For the past few years as COVID-19 swept the nation, students and workers had to convert to online activities; however, starting this summer with transition to in-person classes, students will not be required to show proof of vaccination at City College as coronavirus has become less of a fear factor.
Students and staff members are encouraged to continue wearing masks as symptoms of infection may not show up during the first day or two and Student Health Services asks students and faculty to submit a COVID-19 positive case report to the COVID response team if infected or if someone they know has contracted the virus.
Student Carson Chow shares, “COVID is still a thing. As long as I wear a mask and stay up to date with vaccines, I should be fine, but I think [City College] should do more to announce those changes.”
According to data published on City College’s COVID-19 update page, there are 1,613 faculty and staff who have had their vaccination status confirmed with 34 exemptions and the number of students who have had their vaccination status confirmed is 31,336 with 275 exemptions.
From Jan. 9, 2022 to March 19, 2023, there have been a total of 252 reported cases on campus. In 2023, the current highest number of positive cases in a single week is 10 with averages of one to four per week. You may find more information at https://www.ccsf.edu/covid-19-updates/safety-dashboard.
Student Irish Gwyneth Villanueva says, “People can still decide whether to take a class online or not depending on what it offers so I don’t really think COVID is much of a threat to the campus.”
A symptom chart of coronavirus can be found with help from the World Health Organization. As COVID has similarities with the cold and flu, students and faculty should continue to test themselves and quarantine if feeling unwell.

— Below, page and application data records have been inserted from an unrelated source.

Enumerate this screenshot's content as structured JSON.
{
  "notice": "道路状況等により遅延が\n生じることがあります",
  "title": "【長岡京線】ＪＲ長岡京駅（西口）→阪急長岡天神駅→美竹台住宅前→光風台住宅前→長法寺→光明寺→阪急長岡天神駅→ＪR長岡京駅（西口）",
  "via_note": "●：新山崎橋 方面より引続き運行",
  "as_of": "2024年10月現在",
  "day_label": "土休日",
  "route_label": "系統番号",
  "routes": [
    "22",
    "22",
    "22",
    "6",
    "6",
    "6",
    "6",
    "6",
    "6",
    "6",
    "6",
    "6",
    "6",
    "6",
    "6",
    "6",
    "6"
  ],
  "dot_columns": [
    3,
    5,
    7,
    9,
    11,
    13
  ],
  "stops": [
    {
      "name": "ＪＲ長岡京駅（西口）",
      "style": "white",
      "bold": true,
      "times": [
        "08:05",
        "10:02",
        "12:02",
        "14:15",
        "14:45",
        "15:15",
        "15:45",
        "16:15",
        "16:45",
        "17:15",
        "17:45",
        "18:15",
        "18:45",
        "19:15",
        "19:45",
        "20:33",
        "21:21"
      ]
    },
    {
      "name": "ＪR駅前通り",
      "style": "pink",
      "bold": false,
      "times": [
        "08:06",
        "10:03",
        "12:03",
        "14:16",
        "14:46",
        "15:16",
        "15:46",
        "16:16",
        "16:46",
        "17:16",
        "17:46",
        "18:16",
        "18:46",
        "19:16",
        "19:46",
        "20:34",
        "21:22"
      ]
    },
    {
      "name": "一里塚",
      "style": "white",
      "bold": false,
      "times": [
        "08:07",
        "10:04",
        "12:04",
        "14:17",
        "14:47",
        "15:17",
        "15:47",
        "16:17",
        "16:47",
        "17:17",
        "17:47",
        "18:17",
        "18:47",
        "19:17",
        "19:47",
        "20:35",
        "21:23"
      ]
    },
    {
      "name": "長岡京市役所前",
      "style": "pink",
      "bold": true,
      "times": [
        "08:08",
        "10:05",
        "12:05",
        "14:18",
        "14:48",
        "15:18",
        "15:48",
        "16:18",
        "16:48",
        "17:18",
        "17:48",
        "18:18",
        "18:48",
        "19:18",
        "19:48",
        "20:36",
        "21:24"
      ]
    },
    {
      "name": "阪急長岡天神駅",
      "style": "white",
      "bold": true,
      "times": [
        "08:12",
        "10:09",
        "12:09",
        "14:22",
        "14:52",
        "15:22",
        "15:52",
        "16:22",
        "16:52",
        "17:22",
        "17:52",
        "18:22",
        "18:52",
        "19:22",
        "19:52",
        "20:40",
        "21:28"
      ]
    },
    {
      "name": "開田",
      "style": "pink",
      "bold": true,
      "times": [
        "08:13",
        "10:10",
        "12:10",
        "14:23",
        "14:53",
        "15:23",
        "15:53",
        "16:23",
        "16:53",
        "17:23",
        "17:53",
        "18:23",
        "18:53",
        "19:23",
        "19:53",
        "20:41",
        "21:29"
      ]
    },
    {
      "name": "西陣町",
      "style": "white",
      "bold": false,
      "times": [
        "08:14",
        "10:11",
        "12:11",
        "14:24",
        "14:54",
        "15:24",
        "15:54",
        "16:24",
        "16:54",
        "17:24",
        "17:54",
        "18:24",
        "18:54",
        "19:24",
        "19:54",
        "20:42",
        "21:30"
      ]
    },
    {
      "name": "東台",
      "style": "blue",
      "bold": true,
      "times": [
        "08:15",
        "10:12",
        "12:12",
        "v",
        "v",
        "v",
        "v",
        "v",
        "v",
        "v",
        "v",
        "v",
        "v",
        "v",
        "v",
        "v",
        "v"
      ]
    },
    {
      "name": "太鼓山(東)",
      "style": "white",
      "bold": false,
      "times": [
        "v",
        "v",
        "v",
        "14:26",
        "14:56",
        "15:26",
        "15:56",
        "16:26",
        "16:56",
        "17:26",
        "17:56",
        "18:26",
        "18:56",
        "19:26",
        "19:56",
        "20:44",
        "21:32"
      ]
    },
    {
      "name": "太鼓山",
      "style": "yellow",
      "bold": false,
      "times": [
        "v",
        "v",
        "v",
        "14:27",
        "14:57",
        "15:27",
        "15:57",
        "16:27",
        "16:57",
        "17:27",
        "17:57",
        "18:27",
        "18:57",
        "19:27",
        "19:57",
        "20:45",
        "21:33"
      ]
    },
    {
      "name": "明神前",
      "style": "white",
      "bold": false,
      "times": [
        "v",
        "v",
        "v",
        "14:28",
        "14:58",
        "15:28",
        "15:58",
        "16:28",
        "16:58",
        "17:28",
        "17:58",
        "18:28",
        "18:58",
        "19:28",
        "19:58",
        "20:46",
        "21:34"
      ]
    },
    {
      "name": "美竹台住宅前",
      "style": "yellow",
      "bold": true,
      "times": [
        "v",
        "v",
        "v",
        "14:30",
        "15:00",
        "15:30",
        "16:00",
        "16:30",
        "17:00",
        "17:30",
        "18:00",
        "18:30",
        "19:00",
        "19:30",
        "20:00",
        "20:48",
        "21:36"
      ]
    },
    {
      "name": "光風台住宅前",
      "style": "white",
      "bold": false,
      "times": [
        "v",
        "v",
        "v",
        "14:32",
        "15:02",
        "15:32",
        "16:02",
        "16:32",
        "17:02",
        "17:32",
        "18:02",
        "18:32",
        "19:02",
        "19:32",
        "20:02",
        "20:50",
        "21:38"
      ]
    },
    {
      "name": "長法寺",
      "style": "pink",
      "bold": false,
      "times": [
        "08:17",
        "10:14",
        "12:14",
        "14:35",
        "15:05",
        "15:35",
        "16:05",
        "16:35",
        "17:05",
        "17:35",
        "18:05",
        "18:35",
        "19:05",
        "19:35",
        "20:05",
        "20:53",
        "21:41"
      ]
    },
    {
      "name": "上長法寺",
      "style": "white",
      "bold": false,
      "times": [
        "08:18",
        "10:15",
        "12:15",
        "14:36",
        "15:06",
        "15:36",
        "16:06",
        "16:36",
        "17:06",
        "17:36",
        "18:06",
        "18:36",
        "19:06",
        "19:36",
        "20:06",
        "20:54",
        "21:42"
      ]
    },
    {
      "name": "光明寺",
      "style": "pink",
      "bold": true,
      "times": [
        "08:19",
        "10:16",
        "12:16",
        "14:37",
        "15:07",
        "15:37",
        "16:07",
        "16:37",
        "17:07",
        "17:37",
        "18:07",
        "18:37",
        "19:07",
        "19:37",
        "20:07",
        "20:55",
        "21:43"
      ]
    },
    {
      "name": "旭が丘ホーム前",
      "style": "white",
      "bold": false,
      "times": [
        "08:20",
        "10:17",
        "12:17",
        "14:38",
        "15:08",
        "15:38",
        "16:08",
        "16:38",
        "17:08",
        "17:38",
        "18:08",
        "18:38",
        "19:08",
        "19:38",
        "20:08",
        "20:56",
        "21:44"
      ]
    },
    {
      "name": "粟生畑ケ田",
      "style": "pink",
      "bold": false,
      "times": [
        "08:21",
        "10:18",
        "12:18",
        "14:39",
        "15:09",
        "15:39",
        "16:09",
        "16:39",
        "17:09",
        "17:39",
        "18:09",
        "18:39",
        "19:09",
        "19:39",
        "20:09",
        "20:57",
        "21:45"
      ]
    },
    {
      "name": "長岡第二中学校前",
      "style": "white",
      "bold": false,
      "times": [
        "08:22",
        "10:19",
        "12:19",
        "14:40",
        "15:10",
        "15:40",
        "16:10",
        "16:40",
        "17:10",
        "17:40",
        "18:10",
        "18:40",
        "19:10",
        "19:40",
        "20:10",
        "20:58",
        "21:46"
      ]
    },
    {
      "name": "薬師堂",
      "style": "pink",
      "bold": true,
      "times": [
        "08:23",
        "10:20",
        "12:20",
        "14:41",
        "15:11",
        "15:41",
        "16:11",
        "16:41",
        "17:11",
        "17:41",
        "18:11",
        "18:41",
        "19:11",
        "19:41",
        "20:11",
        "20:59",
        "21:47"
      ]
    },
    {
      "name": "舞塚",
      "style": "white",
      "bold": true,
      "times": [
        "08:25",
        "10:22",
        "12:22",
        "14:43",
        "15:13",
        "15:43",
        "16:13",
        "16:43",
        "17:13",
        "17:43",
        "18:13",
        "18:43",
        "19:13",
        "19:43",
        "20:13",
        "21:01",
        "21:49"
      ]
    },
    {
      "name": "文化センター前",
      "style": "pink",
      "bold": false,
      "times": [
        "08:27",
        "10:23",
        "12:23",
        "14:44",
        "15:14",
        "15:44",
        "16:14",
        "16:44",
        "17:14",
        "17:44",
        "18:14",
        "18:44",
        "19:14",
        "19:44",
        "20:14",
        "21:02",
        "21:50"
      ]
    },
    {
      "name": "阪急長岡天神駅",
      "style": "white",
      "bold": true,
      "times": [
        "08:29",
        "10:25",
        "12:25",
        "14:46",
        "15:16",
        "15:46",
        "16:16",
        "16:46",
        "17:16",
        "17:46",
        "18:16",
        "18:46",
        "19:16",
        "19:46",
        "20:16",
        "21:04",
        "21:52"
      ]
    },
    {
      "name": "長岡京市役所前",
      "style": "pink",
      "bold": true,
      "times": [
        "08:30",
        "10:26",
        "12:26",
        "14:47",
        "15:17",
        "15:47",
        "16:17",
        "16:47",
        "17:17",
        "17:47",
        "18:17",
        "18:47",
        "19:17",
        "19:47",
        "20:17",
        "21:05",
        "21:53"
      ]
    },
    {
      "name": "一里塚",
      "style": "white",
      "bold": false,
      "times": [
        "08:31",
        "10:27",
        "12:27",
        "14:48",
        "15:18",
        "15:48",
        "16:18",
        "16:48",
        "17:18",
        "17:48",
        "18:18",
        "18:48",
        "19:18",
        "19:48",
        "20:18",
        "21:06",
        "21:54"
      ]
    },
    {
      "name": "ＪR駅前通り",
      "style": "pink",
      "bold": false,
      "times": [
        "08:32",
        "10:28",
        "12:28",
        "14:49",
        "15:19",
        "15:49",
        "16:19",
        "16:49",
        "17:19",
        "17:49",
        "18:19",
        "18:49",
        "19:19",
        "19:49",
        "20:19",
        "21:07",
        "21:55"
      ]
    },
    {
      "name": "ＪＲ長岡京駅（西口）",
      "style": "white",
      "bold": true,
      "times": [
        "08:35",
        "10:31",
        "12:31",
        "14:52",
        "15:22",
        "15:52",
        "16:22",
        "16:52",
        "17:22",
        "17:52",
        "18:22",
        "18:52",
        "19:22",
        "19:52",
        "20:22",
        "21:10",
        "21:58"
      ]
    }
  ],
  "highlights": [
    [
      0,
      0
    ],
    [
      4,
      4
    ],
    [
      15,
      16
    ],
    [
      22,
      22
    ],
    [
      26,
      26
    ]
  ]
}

High risk groups include those with compromised immune systems or chronic health conditions, and seniors. If feeling unwell, stay home and rest. Your body will thank you.
“COVID doesn’t seem to be a threat as people are getting vaccinated, and even if not, students and faculty are still wearing masks,” says Tyree Booker, “even if they’re not wearing masks, there shouldn’t be a scare if they’re honest with themselves.”
In response to courses that usually become full, students believe that as long as an individual understands what their body is going through, they can make the judgment to notify the teacher and stay home. If students feel at risk in-person, they can always wear a mask and sit farther away from others.
As masks are no longer mandated and vaccination cards will soon not be required, remember to wash your hands and be mindful of your surroundings. Some students still believe COVID is a threat to some degree and hope that peers will follow the procedures on what to do when ill.